According to Benedict Anderson, nations should be comprehended as a peculiar sort of “imagined political communities […] inherently limited and sovereign”, cemented by the feeling of belonging to a larger comradeship. Therefore, nations are not limited by geographical boundaries, and stretches as a spiritual principle to the countries hosting self-aware communities of migrants. The reality of “long-distance nationalism” is especially tangible in the postcolonial francophone world, and raises the issue of political participation from abroad.

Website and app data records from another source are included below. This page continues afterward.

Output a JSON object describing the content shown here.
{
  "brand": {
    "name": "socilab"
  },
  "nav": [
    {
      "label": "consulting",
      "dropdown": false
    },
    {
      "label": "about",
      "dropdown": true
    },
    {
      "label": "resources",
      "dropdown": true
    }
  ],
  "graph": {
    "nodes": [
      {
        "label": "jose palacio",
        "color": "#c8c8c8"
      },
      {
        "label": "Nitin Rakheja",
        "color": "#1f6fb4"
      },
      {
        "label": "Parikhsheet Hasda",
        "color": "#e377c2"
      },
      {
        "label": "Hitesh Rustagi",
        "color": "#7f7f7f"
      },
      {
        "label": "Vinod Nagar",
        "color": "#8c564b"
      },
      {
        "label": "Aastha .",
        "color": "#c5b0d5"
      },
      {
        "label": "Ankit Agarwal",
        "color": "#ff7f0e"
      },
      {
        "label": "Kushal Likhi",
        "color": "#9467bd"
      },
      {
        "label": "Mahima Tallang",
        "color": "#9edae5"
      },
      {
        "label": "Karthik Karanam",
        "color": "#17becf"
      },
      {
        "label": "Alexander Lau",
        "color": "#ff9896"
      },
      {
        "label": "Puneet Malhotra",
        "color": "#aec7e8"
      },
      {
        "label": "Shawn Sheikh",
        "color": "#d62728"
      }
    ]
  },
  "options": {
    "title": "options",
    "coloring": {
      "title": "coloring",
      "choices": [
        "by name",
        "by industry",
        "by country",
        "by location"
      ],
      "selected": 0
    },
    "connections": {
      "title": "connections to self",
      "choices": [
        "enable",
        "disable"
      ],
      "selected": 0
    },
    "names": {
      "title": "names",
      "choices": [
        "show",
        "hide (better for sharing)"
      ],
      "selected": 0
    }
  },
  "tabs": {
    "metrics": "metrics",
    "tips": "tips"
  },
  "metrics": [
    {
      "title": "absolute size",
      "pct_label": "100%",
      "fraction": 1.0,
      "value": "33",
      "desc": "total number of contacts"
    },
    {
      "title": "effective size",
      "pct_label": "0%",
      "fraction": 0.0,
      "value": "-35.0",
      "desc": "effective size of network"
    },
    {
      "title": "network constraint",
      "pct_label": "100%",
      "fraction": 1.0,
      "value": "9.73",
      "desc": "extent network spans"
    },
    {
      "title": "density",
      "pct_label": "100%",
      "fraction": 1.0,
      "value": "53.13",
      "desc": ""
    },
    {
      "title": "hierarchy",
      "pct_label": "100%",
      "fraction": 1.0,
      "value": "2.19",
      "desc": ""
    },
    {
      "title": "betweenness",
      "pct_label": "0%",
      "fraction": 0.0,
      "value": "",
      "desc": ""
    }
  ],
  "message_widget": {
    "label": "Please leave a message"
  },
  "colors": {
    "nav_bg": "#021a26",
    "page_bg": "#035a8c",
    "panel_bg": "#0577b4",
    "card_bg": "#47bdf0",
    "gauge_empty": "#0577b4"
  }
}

This paper will thus try to shed light on the transnational processes of political opposition, through a case study focusing on Senegal and its diaspora in France, to determine the contemporary dynamics of diasporic commitment to political opposition. The presidential campaign of 2012 provides the frame of this study, that focuses specifically on the struggle of the migrants in France for the cause of their clandestine compatriots, on the Senegalese political scene. Through this case study, I argue that post-colonial mobilities are not a sign of the weakening of the idea of nation (or, as expressed yesterday by Justin Izzo, evoking A. A. Waberi’s anxiety in Passage des larmes: the processes of denationalisation the postcolonial state would be enduring). Rather than provoking decay, those mobilities, or scattering, are precisely an adjuvant to the idea of nation, which remains a relevant analytic framework as well as a perennial social reality.